:: Information given

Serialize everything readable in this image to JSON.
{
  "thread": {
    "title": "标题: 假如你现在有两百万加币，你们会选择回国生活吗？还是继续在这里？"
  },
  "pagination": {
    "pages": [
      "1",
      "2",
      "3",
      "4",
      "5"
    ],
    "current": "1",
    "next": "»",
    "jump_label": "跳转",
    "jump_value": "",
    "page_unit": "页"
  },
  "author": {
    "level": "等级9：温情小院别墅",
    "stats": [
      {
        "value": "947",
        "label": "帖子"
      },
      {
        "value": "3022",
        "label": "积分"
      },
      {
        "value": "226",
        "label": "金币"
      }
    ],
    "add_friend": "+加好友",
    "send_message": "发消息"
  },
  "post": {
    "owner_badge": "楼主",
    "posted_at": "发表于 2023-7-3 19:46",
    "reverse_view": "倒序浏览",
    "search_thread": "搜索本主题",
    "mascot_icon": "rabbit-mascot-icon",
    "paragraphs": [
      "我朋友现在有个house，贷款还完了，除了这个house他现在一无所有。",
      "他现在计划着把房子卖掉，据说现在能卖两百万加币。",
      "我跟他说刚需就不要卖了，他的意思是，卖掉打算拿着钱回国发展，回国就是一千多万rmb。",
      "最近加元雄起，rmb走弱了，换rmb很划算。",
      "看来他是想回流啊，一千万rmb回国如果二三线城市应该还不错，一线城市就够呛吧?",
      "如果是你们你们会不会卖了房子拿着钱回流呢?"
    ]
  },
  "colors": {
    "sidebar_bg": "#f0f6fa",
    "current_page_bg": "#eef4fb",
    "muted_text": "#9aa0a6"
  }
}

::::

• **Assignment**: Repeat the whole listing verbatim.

• **Completed task**:
Serialize everything readable in this image to JSON.
{
  "thread": {
    "title": "标题: 假如你现在有两百万加币，你们会选择回国生活吗？还是继续在这里？"
  },
  "pagination": {
    "pages": [
      "1",
      "2",
      "3",
      "4",
      "5"
    ],
    "current": "1",
    "next": "»",
    "jump_label": "跳转",
    "jump_value": "",
    "page_unit": "页"
  },
  "author": {
    "level": "等级9：温情小院别墅",
    "stats": [
      {
        "value": "947",
        "label": "帖子"
      },
      {
        "value": "3022",
        "label": "积分"
      },
      {
        "value": "226",
        "label": "金币"
      }
    ],
    "add_friend": "+加好友",
    "send_message": "发消息"
  },
  "post": {
    "owner_badge": "楼主",
    "posted_at": "发表于 2023-7-3 19:46",
    "reverse_view": "倒序浏览",
    "search_thread": "搜索本主题",
    "mascot_icon": "rabbit-mascot-icon",
    "paragraphs": [
      "我朋友现在有个house，贷款还完了，除了这个house他现在一无所有。",
      "他现在计划着把房子卖掉，据说现在能卖两百万加币。",
      "我跟他说刚需就不要卖了，他的意思是，卖掉打算拿着钱回国发展，回国就是一千多万rmb。",
      "最近加元雄起，rmb走弱了，换rmb很划算。",
      "看来他是想回流啊，一千万rmb回国如果二三线城市应该还不错，一线城市就够呛吧?",
      "如果是你们你们会不会卖了房子拿着钱回流呢?"
    ]
  },
  "colors": {
    "sidebar_bg": "#f0f6fa",
    "current_page_bg": "#eef4fb",
    "muted_text": "#9aa0a6"
  }
}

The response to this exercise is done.